▶ EXERCISE AIM: Report the lines of the material that carry the string "after".

▶ INFORMATION:
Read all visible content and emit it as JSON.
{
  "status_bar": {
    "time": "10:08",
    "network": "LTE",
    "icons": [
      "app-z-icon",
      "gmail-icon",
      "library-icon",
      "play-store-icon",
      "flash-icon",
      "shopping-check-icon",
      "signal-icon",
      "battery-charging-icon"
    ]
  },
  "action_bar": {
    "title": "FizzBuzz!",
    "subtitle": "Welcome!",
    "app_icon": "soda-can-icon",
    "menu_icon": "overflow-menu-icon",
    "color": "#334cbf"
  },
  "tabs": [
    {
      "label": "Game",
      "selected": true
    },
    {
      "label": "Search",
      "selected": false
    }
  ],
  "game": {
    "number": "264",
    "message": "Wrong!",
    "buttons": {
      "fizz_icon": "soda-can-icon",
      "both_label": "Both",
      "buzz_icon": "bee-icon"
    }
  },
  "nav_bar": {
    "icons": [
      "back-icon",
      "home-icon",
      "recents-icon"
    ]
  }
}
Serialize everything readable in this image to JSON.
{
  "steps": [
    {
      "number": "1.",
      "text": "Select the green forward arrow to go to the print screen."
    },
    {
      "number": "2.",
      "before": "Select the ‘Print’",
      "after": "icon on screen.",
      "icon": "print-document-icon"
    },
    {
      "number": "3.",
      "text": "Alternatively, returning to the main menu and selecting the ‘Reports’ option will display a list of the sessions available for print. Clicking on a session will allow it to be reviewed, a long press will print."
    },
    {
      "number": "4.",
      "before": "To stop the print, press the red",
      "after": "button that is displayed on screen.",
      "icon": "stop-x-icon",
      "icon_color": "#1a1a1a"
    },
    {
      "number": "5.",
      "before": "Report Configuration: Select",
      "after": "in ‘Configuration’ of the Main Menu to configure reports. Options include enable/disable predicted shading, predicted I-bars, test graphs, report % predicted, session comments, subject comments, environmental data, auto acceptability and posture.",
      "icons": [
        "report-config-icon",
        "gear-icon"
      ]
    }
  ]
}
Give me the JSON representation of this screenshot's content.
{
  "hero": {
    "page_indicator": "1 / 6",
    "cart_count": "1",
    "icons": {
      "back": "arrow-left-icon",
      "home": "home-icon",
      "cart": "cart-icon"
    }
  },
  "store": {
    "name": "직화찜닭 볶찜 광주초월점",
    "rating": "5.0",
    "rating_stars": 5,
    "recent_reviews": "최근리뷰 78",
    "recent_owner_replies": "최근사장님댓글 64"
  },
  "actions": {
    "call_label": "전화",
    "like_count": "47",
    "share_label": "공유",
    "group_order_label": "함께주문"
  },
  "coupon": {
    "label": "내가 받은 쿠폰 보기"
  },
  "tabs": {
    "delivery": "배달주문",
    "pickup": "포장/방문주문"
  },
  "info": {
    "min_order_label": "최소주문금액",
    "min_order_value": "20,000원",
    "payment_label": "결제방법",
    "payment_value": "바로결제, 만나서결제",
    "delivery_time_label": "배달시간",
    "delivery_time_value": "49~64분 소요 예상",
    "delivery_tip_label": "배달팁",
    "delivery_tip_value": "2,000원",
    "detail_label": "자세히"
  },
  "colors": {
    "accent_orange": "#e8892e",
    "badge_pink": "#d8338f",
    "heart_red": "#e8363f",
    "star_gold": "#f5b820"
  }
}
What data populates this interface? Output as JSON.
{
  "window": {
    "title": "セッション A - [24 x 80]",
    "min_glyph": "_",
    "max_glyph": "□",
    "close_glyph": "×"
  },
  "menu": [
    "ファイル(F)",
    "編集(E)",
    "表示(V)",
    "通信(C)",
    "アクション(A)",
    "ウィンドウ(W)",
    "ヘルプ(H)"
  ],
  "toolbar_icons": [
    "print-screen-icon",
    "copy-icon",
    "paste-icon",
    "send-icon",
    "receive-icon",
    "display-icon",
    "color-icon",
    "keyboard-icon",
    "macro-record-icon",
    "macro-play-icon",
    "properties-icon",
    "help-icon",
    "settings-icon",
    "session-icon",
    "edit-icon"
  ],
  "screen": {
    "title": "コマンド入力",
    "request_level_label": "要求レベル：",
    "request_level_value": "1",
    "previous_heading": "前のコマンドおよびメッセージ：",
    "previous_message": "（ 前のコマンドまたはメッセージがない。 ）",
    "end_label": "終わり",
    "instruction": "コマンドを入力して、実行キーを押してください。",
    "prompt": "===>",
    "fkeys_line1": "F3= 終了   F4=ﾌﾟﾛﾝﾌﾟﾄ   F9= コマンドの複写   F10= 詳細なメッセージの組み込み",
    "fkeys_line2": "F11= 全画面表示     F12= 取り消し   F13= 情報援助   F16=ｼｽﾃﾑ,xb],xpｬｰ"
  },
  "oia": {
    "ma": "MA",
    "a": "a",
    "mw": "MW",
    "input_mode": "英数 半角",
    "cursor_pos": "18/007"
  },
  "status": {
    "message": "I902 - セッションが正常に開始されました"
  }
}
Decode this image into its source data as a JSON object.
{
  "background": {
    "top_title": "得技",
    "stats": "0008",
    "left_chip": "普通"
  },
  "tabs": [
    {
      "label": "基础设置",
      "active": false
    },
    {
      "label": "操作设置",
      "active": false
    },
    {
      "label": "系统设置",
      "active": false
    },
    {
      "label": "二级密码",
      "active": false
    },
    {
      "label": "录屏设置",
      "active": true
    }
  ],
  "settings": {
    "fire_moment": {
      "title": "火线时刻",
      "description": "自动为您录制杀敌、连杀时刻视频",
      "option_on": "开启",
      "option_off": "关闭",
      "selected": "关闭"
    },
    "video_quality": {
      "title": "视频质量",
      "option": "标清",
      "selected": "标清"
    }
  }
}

▶ ANSWER SPACE:
      "after": "icon on screen.",
      "after": "button that is displayed on screen.",
      "after": "in ‘Configuration’ of the Main Menu to configure reports. Options include enable/disable predicted shading, predicted I-bars, test graphs, report % predicted, session comments, subject comments, environmental data, auto acceptability and posture.",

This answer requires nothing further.